On the mat, he's simply perfect
IOWA CITY, IOWA
Before match No. 118 he is calm. He stretches his arms, his neck, and bounces on the balls of his feet.
Then Cael Sanderson jogs onto the mat and does what it seems like he was born to do. The whistle blows and he shoots into the legs of his opponent, Victor Sveda of Indiana University. The crowd gasps, as if they have never seen a man so big move so fast.
Then Sanderson smothers Sveda, methodically, until he is on his back, struggling to avoid a pin. Everything seems effortless, and by the second period the score is 15-6 in favor of Sanderson. Then 20-6, final.
The streak is alive, and Sanderson, the 184-pound wrestler for Iowa State University, has made it to his third consecutive National Collegiate Athletic Association (NCAA) championship.

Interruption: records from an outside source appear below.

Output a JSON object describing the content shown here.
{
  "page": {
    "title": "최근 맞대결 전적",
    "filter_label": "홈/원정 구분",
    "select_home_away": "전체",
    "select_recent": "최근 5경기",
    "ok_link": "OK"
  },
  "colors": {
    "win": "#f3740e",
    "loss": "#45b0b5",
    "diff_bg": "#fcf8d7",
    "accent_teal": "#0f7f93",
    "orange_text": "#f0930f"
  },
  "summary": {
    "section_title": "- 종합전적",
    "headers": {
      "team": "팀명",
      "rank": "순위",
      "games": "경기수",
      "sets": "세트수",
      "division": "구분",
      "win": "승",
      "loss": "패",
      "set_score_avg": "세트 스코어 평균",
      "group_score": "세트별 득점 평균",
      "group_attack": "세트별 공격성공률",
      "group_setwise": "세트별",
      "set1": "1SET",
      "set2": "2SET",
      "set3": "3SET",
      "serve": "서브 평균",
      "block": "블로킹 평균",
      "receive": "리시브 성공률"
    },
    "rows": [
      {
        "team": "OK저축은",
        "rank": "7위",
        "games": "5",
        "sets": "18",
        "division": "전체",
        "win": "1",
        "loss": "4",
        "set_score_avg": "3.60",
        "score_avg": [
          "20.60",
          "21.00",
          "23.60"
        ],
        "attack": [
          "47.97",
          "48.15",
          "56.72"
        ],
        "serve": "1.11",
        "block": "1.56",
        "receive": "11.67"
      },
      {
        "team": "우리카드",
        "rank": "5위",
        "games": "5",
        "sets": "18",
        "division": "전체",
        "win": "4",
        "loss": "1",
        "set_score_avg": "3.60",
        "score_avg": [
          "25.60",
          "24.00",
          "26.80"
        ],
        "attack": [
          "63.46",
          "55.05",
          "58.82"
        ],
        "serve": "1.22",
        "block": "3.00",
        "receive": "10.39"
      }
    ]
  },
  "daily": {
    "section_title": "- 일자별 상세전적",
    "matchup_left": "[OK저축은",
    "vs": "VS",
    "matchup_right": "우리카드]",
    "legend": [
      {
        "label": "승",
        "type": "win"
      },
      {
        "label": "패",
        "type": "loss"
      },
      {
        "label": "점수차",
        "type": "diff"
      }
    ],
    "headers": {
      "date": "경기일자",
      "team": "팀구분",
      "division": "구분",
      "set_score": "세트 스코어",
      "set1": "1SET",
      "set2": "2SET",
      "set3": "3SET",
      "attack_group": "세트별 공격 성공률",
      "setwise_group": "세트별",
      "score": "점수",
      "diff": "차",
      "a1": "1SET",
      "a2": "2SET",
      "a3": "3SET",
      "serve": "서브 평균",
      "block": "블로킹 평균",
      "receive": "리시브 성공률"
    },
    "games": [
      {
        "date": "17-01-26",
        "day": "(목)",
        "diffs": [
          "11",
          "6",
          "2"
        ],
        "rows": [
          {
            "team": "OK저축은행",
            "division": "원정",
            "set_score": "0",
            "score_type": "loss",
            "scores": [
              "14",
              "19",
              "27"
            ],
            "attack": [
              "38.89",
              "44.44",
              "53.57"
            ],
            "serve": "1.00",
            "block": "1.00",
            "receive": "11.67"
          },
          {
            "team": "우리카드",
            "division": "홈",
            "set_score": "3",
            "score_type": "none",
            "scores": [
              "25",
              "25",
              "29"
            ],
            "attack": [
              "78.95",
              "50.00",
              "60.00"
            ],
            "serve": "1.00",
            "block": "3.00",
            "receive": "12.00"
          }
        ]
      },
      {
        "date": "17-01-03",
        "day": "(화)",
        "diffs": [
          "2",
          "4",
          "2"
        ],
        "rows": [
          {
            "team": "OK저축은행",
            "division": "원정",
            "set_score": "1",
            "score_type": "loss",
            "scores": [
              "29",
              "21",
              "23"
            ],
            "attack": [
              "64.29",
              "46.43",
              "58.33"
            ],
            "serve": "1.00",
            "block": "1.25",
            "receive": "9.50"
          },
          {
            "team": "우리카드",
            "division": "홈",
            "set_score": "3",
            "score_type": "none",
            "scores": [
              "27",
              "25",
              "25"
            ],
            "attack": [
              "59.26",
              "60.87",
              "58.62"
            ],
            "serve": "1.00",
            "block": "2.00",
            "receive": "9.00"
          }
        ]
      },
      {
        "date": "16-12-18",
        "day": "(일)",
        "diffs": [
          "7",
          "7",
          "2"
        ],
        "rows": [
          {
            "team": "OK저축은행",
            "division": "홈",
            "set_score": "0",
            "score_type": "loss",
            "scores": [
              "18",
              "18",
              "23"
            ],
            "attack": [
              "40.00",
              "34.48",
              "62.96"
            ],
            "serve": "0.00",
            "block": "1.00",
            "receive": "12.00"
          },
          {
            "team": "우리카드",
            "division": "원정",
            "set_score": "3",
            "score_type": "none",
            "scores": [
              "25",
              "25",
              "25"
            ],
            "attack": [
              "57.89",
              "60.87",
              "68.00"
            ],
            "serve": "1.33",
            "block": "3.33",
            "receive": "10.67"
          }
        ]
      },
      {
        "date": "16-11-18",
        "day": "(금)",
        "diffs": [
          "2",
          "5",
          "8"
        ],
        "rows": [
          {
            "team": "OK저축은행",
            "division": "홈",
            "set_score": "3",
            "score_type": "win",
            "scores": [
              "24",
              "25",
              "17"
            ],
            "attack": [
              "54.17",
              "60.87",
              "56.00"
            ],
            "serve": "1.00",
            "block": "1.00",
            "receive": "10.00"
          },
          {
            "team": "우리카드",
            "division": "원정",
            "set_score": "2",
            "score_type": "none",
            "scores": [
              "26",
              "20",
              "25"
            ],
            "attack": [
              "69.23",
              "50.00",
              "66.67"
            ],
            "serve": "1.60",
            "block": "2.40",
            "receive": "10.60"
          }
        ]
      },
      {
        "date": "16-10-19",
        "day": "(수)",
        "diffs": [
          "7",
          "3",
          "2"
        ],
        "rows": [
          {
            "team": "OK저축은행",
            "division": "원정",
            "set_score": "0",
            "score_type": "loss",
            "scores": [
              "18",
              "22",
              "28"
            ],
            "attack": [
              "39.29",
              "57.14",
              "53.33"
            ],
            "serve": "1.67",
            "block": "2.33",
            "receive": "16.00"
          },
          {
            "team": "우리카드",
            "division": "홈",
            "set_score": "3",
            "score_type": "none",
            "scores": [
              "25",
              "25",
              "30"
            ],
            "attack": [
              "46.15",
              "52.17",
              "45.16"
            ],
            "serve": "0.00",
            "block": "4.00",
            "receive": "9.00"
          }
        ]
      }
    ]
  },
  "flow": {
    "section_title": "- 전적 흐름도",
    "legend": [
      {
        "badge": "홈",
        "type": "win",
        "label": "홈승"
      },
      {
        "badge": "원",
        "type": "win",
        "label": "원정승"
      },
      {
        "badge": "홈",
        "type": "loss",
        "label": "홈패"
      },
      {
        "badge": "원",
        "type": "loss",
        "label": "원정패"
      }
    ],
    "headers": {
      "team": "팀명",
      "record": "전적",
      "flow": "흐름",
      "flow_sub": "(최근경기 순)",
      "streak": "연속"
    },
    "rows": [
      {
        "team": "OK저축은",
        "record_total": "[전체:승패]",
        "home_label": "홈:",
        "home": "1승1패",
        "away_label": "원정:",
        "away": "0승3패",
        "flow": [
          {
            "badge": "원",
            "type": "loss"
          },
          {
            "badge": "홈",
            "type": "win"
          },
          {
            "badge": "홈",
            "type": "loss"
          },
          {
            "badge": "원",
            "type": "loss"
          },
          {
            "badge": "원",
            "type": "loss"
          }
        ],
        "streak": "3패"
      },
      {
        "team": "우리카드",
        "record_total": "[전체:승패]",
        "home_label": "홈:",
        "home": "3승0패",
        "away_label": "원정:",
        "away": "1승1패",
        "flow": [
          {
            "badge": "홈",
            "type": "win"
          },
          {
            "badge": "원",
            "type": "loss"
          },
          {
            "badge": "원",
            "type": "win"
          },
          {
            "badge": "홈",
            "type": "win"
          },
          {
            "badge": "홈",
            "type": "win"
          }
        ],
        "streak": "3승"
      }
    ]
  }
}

His record of 118 consecutive wins - soon to be 119 - stands as perhaps the greatest achievement in college wrestling. He is perfect, like the 1972 Miami Dolphins, like Don Larson in Game 5 of the 1956 World Series.
"He's a phenom," says Rod Brown, the director of the International Wrestling Institute and Museum in Newton, Iowa. "There's never been anyone like him.
"He'll smash all the records - unless there's a Gable-like upset."
That would be Dan Gable, the great Iowa State wrestler who also won all of his college matches - up to the last, the finals of the 1970 NCAA championships, which he lost to Larry Owings of the University of Washington.
Gable's streak ended at 100.
That is what hangs over Sanderson as he chases the record books - the legend of Dan Gable, the pressure of perfection, the knowledge that one slip could haunt him for the rest of his life.
Sometimes it seems like too much for a 21-year-old.
"I don't think about the streak at all," says Sanderson, who grew up in Heber City, Utah, and was coached in high school by his father. "Every day I wake up and I haven't won any matches yet that day, and that's the way I look at it. I have to prove myself every day."
Shy off the mat, Sanderson is brilliant under the spotlight. He stands out even in an arena full of the country's best. Sometimes it seems as if he is wrestling in a different dimension.
He moves like a panther, sweeping his long arms like steel hooks, all the while driving forward off his powerful legs.
But what makes him special is his craftiness. He puts himself in impossible positions, where it appears as if he is vulnerable. Then, at the last second, he shifts his weight or scoops his opponent's ankle, and in one fluid move gains an advantage. They are moves that only he can see when they develop, but afterward look obvious.
"All he has to do is touch you, and he can score on you," says Gable, who also has been a highly successful college coach at the University of Iowa and coach of the US Olympic team. "He uses very good technique. It's like if you breathe - stop and take your breath - he's gonna touch you, so then he's gonna score on you."
In Iowa, where wrestling is so popular that Gable could probably be governor if he wanted, Sanderson's persona extends well beyond the mat. With his good looks and wholesome values, he is viewed as a potential ambassador for a sport that is ailing. At matches he is surrounded by news media, and he sometimes signs autographs until all the kids have gone home.
Wrestling, known as mankind's oldest sport, has been on a downward slide at the college level for the last 20 years. One reason is an NCAA rule know as Title IX, which requires colleges to provide equal scholarships for women and men. As more money moves into women's programs, schools have cut back on less popular - and lucrative - sports, like wrestling.
The result is that more than 400 colleges have dropped their wrestling programs in the past two decades.
The hope of wrestling enthusiasts is that a star like Sanderson, only a junior and a two-time academic all-America, can resuscitate the sport. Many envision Olympic gold for him, and possibly a coaching career.
Yet, with those expectations comes enormous pressure.
Some observers have suggested that Sanderson's aggressive style makes him more vulnerable to an upset. Whereas Gable sometimes went entire tournaments without giving up a point, Sanderson will sometimes allow his opponent to score several times in a match.
"He's not a conservative wrestler, and sometimes he gets scored on because he is so aggressive," says John Smith, the Oklahoma State coach. "His style is very exciting, but it [could] lead to an upset over the course of a career."
During his championship match last Saturday, when he beat Oklahoma State's Daniel Cormier 8-4, Sanderson showed some rare signs of nervousness. He appeared more tentative than normal, and was even warned for stalling.
After the match he said he was disappointed - a strange comment for someone who just won his third straight national championship and was named Outstanding Wrestler of the tournament.
"I think we saw Cael as tight as I've ever seen him in the finals," said Bobby Douglas, the Iowa State coach.
"But Cael's all right, he's fine.
(c) Copyright 2001. The Christian Science Monitor